Challenge:

Well•Spring has high standards for resident care, their mission is simply to exceed the needs of a diverse and evolving population of older adults. Residents expect and deserve the best at this life plan community. To equip staff to meet these high standards, they needed to establish a process for training and retention.

Solution:

Well•Spring’s orientation process for new hires is extensive and incorporates peer teaching throughout. They use a mentor program to train new staff. In addition, all staff are trained in the skilled nursing setting before they may rotate to any other care area.

Implementation Details

  • Orientation is held every other week. New CNAs complete general orientation and then meet with the scheduler to establish their training with a mentor. They also receive a schedule for orientation on the floor.
  • New employees are assigned to work with other mentors and staff on skilled nursing to learn the protocols and expectations that Well•Spring has for resident care. They receive at least 4 shifts of orientation in the skilled nursing section.
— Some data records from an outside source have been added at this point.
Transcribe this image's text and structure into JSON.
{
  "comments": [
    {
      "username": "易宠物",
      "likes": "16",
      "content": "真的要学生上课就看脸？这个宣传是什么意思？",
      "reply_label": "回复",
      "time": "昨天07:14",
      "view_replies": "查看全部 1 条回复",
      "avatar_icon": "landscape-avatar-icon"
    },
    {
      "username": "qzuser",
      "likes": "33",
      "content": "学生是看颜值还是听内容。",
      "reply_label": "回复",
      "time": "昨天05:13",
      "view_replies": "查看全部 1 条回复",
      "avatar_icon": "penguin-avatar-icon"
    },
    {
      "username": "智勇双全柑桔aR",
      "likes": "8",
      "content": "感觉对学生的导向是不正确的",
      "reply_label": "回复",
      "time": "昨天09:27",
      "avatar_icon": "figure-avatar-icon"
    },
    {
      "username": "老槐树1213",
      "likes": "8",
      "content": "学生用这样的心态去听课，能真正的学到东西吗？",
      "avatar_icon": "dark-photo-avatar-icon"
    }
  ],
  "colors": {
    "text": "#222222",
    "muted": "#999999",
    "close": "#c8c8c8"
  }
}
The ability to successfully work in this area, with the most care-dependent of all residents, assures that employees are equipped and able to work in any setting. Each day of their orientation, the new employee assumes more and more responsibility for their assignment until they can take the lead. If they are interested in working on other units or shifts, they are scheduled for more orientation on those shifts or units.
  • New employees complete an evaluation of their orientation process, which includes factors that assess the application, onboarding, and training aspects, as well as feedback from their mentors, co-workers, and supervisors.
  • Mentors have been trained regarding their role to help new employees achieve success in their positions and within the organization.

Factors for Success

  • Allowing time for new staff to learn expectations and standards
  • Providing good, comprehensive orientation and feedback to new employees for their success
  • Offering additional training if the new employee and the mentor/trainer feel it is needed
  • Additional monetary rewards and special recognition/status for mentors

Outcomes:

  • New employees are well acclimated and can assimilate the type of care and service that is expected.
  • By pairing up with seasoned team members, they have resources for their training, to answer their questions, and to provide guidance. This practice helps with retention and with resident and staff satisfaction.
  • Turnover rates are low and are primarily due to changes for personal needs.

Need more information? Contact Misti Ridenour, director of health services, at Well-Spring.